Items listed in a dataset:

——

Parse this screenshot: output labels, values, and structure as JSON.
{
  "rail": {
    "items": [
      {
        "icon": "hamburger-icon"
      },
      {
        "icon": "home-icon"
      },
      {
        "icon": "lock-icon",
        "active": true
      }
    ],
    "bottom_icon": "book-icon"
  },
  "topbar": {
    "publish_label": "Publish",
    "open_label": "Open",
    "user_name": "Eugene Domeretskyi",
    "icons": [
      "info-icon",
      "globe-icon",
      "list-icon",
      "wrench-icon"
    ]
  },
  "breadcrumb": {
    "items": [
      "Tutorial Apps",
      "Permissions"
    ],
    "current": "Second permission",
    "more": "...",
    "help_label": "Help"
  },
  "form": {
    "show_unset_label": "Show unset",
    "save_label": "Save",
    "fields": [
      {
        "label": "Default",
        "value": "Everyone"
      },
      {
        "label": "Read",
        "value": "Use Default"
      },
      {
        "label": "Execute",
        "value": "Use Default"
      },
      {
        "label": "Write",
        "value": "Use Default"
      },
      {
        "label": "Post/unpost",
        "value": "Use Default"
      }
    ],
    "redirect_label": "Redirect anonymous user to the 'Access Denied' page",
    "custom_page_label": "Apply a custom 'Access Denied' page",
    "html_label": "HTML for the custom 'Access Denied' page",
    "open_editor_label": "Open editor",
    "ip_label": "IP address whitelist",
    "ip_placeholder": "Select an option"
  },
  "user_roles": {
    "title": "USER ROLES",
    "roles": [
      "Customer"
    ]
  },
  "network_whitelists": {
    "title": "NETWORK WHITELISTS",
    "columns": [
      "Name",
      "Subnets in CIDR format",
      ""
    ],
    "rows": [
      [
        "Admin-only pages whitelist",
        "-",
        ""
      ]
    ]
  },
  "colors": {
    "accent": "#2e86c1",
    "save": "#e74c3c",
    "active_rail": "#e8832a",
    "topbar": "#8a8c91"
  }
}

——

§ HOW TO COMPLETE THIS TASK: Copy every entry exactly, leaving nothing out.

§ ANSWER:
Parse this screenshot: output labels, values, and structure as JSON.
{
  "rail": {
    "items": [
      {
        "icon": "hamburger-icon"
      },
      {
        "icon": "home-icon"
      },
      {
        "icon": "lock-icon",
        "active": true
      }
    ],
    "bottom_icon": "book-icon"
  },
  "topbar": {
    "publish_label": "Publish",
    "open_label": "Open",
    "user_name": "Eugene Domeretskyi",
    "icons": [
      "info-icon",
      "globe-icon",
      "list-icon",
      "wrench-icon"
    ]
  },
  "breadcrumb": {
    "items": [
      "Tutorial Apps",
      "Permissions"
    ],
    "current": "Second permission",
    "more": "...",
    "help_label": "Help"
  },
  "form": {
    "show_unset_label": "Show unset",
    "save_label": "Save",
    "fields": [
      {
        "label": "Default",
        "value": "Everyone"
      },
      {
        "label": "Read",
        "value": "Use Default"
      },
      {
        "label": "Execute",
        "value": "Use Default"
      },
      {
        "label": "Write",
        "value": "Use Default"
      },
      {
        "label": "Post/unpost",
        "value": "Use Default"
      }
    ],
    "redirect_label": "Redirect anonymous user to the 'Access Denied' page",
    "custom_page_label": "Apply a custom 'Access Denied' page",
    "html_label": "HTML for the custom 'Access Denied' page",
    "open_editor_label": "Open editor",
    "ip_label": "IP address whitelist",
    "ip_placeholder": "Select an option"
  },
  "user_roles": {
    "title": "USER ROLES",
    "roles": [
      "Customer"
    ]
  },
  "network_whitelists": {
    "title": "NETWORK WHITELISTS",
    "columns": [
      "Name",
      "Subnets in CIDR format",
      ""
    ],
    "rows": [
      [
        "Admin-only pages whitelist",
        "-",
        ""
      ]
    ]
  },
  "colors": {
    "accent": "#2e86c1",
    "save": "#e74c3c",
    "active_rail": "#e8832a",
    "topbar": "#8a8c91"
  }
}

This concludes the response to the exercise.